Given that the electoral college has yet to be dissolved, I'm at peace with knowing my vote for President is irrelevant.
The propositions, however, are another story, and although in the past I've been happy to insure my taxes don't go up by merely voting NO on Everything, this year there are some challenges.
First, Prop 37 - the labeling of GMO foods.
I'm on both sides: Simply, I want to know what's in my food so I can make an informed choice on what I want to put into my body. Now more than ever we are bombarded by chemicals, and I choose to opt out of that.
Unfortunately, this is not a simple issue. It's true that GMO is nothing new, and in many cases it's not actually evil.

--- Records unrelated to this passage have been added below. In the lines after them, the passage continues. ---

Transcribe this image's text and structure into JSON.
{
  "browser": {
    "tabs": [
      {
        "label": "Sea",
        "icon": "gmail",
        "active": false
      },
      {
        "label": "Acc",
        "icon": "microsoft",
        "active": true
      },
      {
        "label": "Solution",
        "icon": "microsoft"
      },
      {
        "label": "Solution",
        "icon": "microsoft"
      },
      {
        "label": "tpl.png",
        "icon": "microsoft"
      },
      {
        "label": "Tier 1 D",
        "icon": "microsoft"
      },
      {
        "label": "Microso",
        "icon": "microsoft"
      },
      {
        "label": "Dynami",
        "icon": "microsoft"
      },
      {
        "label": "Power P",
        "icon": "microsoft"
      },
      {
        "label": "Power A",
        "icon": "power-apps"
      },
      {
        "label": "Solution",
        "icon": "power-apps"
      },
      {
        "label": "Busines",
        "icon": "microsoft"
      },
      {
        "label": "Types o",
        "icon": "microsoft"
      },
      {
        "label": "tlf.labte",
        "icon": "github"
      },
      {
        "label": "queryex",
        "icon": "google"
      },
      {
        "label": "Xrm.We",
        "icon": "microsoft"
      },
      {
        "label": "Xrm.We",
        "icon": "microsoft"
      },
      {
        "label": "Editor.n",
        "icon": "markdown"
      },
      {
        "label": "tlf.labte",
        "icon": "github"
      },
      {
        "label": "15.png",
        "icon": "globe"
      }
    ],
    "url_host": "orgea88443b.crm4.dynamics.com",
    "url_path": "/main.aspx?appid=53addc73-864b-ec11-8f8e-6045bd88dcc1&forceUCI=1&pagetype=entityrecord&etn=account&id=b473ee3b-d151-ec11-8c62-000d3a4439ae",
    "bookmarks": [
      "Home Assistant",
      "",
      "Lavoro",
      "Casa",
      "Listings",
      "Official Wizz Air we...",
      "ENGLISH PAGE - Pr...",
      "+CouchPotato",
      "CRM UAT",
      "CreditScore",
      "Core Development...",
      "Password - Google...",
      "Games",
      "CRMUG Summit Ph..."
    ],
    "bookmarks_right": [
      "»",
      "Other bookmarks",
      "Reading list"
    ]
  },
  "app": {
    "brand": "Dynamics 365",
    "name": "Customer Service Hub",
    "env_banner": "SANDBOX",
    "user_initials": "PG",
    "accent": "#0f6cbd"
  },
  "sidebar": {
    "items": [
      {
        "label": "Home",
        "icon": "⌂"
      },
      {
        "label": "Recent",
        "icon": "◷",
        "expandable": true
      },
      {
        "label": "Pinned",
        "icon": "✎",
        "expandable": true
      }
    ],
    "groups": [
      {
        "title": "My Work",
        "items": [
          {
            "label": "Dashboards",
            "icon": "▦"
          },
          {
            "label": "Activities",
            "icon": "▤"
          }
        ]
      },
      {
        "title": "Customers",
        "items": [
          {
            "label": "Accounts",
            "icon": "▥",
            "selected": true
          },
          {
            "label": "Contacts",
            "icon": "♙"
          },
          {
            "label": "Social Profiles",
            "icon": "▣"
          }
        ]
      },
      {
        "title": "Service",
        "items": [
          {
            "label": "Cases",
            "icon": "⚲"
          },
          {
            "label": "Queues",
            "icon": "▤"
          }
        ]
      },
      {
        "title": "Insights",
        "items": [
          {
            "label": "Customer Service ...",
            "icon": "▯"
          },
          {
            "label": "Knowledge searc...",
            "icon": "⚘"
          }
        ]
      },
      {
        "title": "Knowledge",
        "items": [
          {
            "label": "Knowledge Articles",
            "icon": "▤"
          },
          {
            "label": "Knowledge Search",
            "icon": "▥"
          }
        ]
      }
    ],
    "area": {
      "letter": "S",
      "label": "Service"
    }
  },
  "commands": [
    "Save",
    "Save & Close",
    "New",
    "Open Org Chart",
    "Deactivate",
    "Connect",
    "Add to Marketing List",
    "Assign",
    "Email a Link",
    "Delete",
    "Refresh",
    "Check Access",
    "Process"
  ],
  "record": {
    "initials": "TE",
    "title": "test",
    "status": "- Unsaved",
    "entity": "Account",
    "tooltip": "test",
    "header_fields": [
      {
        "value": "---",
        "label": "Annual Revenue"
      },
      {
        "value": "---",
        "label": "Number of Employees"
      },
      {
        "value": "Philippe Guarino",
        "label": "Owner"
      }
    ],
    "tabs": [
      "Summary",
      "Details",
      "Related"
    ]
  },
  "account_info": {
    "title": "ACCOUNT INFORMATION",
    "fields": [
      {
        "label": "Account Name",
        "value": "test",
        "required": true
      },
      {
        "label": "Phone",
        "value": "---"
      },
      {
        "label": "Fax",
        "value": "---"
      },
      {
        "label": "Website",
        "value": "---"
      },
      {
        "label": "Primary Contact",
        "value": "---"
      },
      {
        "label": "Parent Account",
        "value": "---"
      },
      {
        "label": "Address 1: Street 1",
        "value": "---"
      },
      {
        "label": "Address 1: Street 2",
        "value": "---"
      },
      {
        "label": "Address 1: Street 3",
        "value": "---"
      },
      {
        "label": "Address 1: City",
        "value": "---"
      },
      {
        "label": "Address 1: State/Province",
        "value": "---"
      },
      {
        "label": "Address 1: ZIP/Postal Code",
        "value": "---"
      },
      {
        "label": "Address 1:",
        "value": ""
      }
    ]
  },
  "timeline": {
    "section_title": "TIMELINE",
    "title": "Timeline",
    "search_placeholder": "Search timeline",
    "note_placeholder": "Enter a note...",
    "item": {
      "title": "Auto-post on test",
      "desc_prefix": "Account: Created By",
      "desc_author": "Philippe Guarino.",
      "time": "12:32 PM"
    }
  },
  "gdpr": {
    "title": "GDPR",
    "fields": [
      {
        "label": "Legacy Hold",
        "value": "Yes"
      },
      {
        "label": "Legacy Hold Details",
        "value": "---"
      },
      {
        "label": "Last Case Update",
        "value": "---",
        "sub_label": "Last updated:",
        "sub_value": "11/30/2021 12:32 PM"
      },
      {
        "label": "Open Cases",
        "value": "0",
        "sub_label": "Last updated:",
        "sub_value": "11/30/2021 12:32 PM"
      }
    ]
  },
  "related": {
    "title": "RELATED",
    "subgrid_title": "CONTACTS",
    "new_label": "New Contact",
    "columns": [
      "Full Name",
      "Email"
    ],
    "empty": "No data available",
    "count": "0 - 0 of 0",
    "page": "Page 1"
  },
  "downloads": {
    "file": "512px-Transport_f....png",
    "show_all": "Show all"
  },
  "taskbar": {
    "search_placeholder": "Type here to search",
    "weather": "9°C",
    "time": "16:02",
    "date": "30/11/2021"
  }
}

In every election I remind people that the only way to see what any legislation is (and who will Really benefit from it) is to see who's for and who's against. I fear that although Prop 37 is being sold as a "David and Goliath" story (peace-loving humans on the left/evil conglomerates on the right), that our passing this proposition will only make things worse for the struggling independents (and probably kill farmers markets because they won't be able to afford to comply with the nifty new laws).
The small farmers can't afford the testing and requirements. The big farms don't care (and actually benefit) because they can pass on the costs while crippling their smaller competitors. We are already facing huge increases in food prices with the drought, and Of Course remember ADM and its Washington butt buddies have us wasting 40% of our corn crop on ethanol.
Yes, part of me says, "It's a start, so let's pass it." The bigger part of me worries that it will do more harm than good, that Monsanto (and other super-giants) have endless funds to do whatever they want, easily circumventing any piddling laws we mortals might pass.
Conflicted. That's me. I have thoughts on the other propositions, but so far this one hits me hardest.
Read, if you dare:
And here's what NPR has to say: